You have probably heard of “The Great Commission” at some point or another. It’s a New Testament story where Jesus met with his disciples after his resurrection and sent them out into the world to teach and disciple the masses. The story usually picks up in Matthew 28:19, “Therefore, go and make disciples of all the nations …”

 

However, if we take a couple of steps back and start reading in verse 16, after the disciples learned of Jesus’ resurrection, we see something very interesting: “Then the eleven disciples left for Galilee, going to the mountain where Jesus had told them to go. When they saw him, they worshiped him—but some of them doubted!”

 

What? You mean after all this time – three or so years in the daily company of Jesus – and they still doubted the truth of what they saw?

 

As silly as that sounds to me (since we have the benefit of the Bible at our fingertips, rather than living the story of Jesus as it’s unfolding), it also gives me comfort that even those closest to Messiah were still sometimes clueless.

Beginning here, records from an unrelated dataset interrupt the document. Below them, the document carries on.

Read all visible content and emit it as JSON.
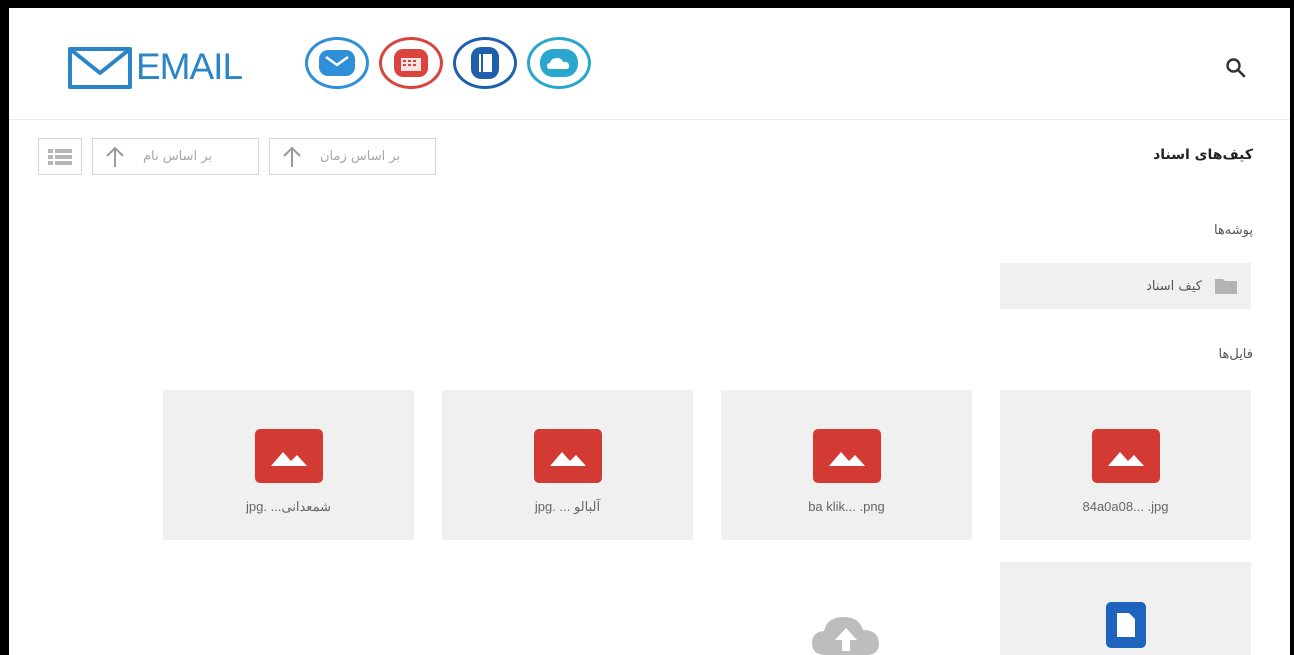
{
  "header": {
    "logo_text": "EMAIL",
    "apps": [
      {
        "name": "mail",
        "color": "#2f8fd8"
      },
      {
        "name": "calendar",
        "color": "#d9453e"
      },
      {
        "name": "docs",
        "color": "#1f5fae"
      },
      {
        "name": "cloud",
        "color": "#2aa7cc"
      }
    ]
  },
  "toolbar": {
    "sort_by_time_label": "بر اساس زمان",
    "sort_by_name_label": "بر اساس نام"
  },
  "page": {
    "title": "کیف‌های اسناد"
  },
  "folders": {
    "section_title": "پوشه‌ها",
    "items": [
      {
        "label": "کیف اسناد"
      }
    ]
  },
  "files": {
    "section_title": "فایل‌ها",
    "items": [
      {
        "name": "84a0a08... .jpg",
        "type": "image"
      },
      {
        "name": "ba klik... .png",
        "type": "image"
      },
      {
        "name": "jpg. ... آلبالو",
        "type": "image"
      },
      {
        "name": "jpg. ...شمعدانی",
        "type": "image"
      },
      {
        "name": "",
        "type": "document"
      }
    ]
  },
  "colors": {
    "brand": "#2b86c7",
    "image_icon": "#d23a33",
    "doc_icon": "#1e63bd",
    "card_bg": "#f0f0f0"
  }
}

I’ve gone through periods of time (some more recent than I care to admit) where I have questioned God’s direction for my life, doubted certain instructions that I used to feel totally confident about, and generally felt like a sub-standard disciple. Well, the good news is that we’re in excellent company! Ha!

 

Not all doubting is bad. Doubt means that you’re still seeking answers, and that’s a good thing. Even under the excellent teaching of a well-respected pastor, you should still seek out the answers in the Bible for yourself, reading and memorizing scriptures to tuck away in your heart. Doubt means that you are still growing and learning, and we should never stop doing either of those things. So, the next time you find yourself in a faith/doubt struggle, use it as fuel to fire you up, instead of letting it bog you down.